Malibu beaches remained closed this week, with little indication that they—along with Santa Monica Mountains trailheads, the Malibu Pier or Malibu parks—would reopen any time soon.
The beaches have been closed for weeks following reports of crowding in the early days of the coronavirus stay-at-home order in the Los Angeles area; Will Rogers, Topanga, Las Tunas, Malibu Surfrider, Dan Blocker, Point Dume, Zuma and Nicholas Canyon beaches have been closed due to a county order, with parking lots and beach paths also closed and supported by heavy enforcement in Malibu.
Los Angeles County officials enacted the Safer at Home order—also called a “lockdown,” “shelter-in-place,” “staycation” or “social distancing” mandate, depending on whom you ask—on March 19 in order to slow the spread of the novel coronavirus, which causes a respiratory disease known as COVID-19.
That order was officially expanded to at least May 15.
But on either side of LA, the much less densely-populated Orange and Ventura counties are keeping some beaches open as temperatures are expected to top 90 toward the end of the week, including some of the first beach openings in Ventura County since early April.
If beaches like Huntington Beach, Newport Beach and Dana Point to the south or Port Hueneme, the Ventura Pier or Surfer’s Point to the north sound familiar (and, perhaps, appealing), that could spell trouble for those communities hoping to keep beaches sparsely used—ideally, by locals only. Nearly all beach parking lots in both counties will remain closed.
On Tuesday, Orange County Supervisors voted to keep county-run beaches open for use during the predicted heat wave, despite concerns from OC Supervisor Lisa Bartlett, who suggested they close beaches, trails and parks for two weeks.
“Let’s get through this really hot spell, where we know we’re going to get inundated on the coast, yet again,” Bartlett suggested, adding, “otherwise, our coastal communities are yet going to be very much impacted and our residents are going to be exposed to people coming into the community from outside our county and potentially getting COVID-19.”
The suggestion did not gain traction—fellow Supervisor Donald Wagner said there was “no consistency” to the proposal, since public spaces such as golf courses were to remain open. He added that nice weather was the best time to head out to the beach.
Bartlett’s concerns were echoed by LA County Public Health Director Barbara Ferrer at a recent coronavirus taskforce virtual press conference, according to reporting from KBUU News.
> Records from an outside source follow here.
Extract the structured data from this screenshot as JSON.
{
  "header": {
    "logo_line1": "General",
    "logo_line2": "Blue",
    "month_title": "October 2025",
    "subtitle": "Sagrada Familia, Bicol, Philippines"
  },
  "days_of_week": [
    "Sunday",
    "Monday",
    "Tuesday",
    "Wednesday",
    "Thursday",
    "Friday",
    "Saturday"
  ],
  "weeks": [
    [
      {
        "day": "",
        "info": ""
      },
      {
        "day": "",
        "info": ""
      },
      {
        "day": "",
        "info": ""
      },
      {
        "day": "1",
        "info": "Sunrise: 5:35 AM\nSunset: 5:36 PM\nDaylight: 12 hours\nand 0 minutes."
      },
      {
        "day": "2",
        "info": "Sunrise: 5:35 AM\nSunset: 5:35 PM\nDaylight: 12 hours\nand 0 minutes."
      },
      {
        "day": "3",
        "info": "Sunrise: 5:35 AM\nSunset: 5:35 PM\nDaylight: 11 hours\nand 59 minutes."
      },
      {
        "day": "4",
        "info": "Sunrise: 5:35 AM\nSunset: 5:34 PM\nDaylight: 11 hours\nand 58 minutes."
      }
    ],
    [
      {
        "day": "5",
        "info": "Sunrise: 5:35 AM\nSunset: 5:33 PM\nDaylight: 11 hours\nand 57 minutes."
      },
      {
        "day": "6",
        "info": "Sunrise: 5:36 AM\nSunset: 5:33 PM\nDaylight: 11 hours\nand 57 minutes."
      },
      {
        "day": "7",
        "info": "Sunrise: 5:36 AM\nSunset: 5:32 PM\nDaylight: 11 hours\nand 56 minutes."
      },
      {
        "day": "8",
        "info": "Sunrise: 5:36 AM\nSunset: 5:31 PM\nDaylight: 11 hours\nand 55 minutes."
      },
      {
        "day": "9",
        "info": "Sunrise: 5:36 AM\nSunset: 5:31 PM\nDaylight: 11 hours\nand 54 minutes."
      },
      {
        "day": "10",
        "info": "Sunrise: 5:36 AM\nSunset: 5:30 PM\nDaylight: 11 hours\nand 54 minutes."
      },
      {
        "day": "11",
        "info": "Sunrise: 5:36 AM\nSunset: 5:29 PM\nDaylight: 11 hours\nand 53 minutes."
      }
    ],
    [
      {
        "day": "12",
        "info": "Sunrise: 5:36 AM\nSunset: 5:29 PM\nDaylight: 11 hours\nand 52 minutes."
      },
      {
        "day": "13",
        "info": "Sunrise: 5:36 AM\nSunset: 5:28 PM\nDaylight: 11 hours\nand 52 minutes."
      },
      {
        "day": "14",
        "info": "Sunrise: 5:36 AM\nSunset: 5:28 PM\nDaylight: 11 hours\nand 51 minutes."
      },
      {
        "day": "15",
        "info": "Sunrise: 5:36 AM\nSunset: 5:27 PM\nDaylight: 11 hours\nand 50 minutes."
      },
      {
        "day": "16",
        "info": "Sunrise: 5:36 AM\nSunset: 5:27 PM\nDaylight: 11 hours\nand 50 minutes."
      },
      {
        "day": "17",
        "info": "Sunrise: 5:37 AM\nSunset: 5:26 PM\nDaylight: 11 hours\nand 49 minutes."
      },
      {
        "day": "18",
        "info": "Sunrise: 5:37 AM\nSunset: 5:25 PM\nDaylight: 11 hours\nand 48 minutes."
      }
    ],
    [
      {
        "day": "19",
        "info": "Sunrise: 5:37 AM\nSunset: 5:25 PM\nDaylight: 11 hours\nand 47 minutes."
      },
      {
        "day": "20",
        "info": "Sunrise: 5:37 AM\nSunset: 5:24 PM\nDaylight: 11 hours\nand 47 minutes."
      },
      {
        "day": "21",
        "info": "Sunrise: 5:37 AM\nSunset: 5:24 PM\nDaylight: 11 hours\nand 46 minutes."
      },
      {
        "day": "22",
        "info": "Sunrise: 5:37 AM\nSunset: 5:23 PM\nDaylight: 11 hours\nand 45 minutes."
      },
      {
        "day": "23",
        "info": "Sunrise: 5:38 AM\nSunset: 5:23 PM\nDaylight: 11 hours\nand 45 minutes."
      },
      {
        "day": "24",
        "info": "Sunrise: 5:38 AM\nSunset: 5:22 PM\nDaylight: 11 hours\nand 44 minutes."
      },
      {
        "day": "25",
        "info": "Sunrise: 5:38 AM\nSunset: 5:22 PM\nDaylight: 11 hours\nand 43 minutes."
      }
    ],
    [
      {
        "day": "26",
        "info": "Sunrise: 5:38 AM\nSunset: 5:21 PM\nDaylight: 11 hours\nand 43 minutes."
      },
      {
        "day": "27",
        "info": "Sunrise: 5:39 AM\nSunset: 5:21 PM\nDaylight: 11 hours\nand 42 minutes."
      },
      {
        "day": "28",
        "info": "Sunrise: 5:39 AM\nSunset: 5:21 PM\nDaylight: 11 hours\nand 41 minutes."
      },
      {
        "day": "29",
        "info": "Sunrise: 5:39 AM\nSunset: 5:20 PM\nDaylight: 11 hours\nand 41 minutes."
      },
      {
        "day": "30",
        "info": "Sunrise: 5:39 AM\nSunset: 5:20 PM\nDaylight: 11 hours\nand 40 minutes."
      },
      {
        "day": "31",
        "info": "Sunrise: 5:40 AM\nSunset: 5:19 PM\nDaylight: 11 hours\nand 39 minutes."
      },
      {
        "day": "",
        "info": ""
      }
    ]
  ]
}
“I do want to really beg people who are in LA County: please do not go to Ventura to use their outdoor spaces,” Ferrer said, adding, “You’ll overwhelm a county that has that is trying to sort of relax some of the restrictions for the residents … and do so in a sensible way. And you could, because you’ll be in closer contact with lots of other people—you could inadvertently come back infected yourself.”
The discrepancy in case numbers between Ventura, Los Angeles and Orange counties drew concerns that residents going from densely populated LA County to smaller neighbors could spread the virus quickly.
Ventura County was reporting a total of 443 confirmed novel coronavirus cases, to Los Angeles County’s 15,140, as of Tuesday, April 21. While Ventura reported 13 deaths due to COVID-19, LA County had 663. Meanwhile, Orange County had reported 1,691 total cases of the virus, with 33 deaths.
As of Tuesday, Malibu reported 26 novel coronavirus cases